RECOMMENDATIONS: We recommend that you take the following actions:

1. CHANGE PASSWORDS IMMEDIATELY. Persons who used the same password for Adobe and other accounts should immediately change their passwords at the other locations and monitor for unusual activity. If you have used the same password for both your Adobe and CCA accounts please change your password immediately going to the ETS website and selecting ‘Password Change’ from the Quicklinks tab.

2. ADOBE PASSWORDS SHOULD BE RESET only by manually visiting the Adobe website and going to the “Customer Security Alert” area, and not by clicking on links arriving via email, as there is now  a concern that there will be a rise in phishing related to this event.

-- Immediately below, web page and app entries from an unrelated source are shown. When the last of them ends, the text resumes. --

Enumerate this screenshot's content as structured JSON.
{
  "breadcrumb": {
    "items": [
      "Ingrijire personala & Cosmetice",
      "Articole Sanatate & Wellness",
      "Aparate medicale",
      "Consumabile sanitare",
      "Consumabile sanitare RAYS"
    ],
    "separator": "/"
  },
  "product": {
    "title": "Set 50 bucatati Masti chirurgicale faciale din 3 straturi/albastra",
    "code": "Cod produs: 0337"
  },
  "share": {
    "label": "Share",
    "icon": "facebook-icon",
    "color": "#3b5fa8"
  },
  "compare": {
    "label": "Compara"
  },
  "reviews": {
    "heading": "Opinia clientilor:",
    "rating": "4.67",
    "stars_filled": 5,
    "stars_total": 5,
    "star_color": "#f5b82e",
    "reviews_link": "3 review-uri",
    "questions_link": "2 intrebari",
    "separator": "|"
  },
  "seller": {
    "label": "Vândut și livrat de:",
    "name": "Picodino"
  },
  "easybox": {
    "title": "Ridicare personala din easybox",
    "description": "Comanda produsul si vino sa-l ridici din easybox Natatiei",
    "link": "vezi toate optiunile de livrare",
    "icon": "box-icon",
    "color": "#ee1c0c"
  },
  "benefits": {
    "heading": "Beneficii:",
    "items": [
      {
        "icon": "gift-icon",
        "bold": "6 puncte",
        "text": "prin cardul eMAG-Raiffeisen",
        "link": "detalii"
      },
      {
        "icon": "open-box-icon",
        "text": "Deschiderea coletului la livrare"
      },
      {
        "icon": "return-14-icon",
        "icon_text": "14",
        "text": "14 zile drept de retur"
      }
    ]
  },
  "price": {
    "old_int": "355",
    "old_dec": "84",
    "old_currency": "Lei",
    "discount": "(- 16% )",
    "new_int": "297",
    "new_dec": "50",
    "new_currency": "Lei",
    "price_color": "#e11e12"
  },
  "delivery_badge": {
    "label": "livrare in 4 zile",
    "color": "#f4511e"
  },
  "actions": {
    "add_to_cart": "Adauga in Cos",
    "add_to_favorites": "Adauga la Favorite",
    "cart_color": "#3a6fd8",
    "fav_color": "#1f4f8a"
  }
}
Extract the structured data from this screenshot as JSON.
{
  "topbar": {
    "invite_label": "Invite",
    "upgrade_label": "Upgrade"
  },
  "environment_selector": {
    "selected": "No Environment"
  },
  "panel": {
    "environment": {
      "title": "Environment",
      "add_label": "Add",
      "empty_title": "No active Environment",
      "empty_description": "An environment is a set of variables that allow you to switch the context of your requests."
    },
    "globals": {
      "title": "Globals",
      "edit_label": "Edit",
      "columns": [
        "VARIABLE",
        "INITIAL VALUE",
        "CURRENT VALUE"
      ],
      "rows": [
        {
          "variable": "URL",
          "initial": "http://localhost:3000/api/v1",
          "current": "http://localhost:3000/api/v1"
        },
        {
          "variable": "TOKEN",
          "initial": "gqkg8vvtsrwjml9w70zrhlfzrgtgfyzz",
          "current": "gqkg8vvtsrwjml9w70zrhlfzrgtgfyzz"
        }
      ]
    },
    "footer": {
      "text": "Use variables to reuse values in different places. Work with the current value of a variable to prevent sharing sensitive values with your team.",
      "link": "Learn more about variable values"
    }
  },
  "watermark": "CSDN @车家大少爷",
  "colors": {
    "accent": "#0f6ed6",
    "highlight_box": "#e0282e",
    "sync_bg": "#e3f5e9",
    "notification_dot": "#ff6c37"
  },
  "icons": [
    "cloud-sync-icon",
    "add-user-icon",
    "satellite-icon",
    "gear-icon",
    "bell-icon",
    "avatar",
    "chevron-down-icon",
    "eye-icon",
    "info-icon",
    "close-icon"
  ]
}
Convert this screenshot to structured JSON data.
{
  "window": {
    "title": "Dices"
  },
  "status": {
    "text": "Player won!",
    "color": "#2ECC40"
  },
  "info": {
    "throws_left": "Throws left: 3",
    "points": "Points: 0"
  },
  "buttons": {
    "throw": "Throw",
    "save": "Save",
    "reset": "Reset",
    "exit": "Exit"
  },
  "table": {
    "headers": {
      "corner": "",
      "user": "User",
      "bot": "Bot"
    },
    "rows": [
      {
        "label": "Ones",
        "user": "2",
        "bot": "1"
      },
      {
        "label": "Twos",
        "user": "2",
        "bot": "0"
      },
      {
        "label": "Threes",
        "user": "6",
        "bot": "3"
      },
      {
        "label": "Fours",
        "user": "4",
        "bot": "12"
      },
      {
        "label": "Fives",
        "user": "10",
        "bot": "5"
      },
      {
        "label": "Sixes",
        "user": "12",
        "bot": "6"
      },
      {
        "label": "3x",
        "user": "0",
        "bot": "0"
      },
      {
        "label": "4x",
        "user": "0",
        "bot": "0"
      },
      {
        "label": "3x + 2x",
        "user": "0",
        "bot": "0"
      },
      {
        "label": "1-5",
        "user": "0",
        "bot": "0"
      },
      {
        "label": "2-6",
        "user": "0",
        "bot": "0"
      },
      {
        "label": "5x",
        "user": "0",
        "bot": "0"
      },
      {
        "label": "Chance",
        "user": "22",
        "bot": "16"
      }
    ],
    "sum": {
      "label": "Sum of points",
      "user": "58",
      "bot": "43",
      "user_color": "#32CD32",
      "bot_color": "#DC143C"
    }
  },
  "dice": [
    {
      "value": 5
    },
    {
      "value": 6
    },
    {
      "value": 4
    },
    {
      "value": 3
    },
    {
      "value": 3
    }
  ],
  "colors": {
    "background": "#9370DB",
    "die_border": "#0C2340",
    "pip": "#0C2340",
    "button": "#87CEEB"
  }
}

3. NEVER REUSE YOUR INSTITUTIONAL PASSWORD for external web sites or Internet services. If you reuse a password at multiple locations when the password is compromised at one site the miscreants then can gain access to all sites where you've used that password. The best policy is to always use different passwords for different accounts.

4. CREATE STRONG PASSWORDS OR PASSPHRASES [3]. The Wikipedia Guidelines for Strong Passwords [4] is a good starting point.

5. BE ON THE LOOKOUT FOR PHISHING. Miscreants will be using the Adobe breach as a pretext for phishing.

6. USE INFORMATION THAT IS NOT EASILY GUESSED. When providing password hints use information that is not easily guessed or discovered. For example, if your hint is "dog's name" and you mention your dog on social networking sites miscreants can discover that information.

REFERENCES:

[1]
http://helpx.adobe.com/x-productkb/policy-pricing/ecc.html
[2]
http://krebsonsecurity.com/2013/10/adobe-breach-impacted-at-least-38-million-users
[3]
http://xkcd.com/936
[4]
http://en.wikipedia.org/wiki/Password_strength#Guidelines_for_strong_passwords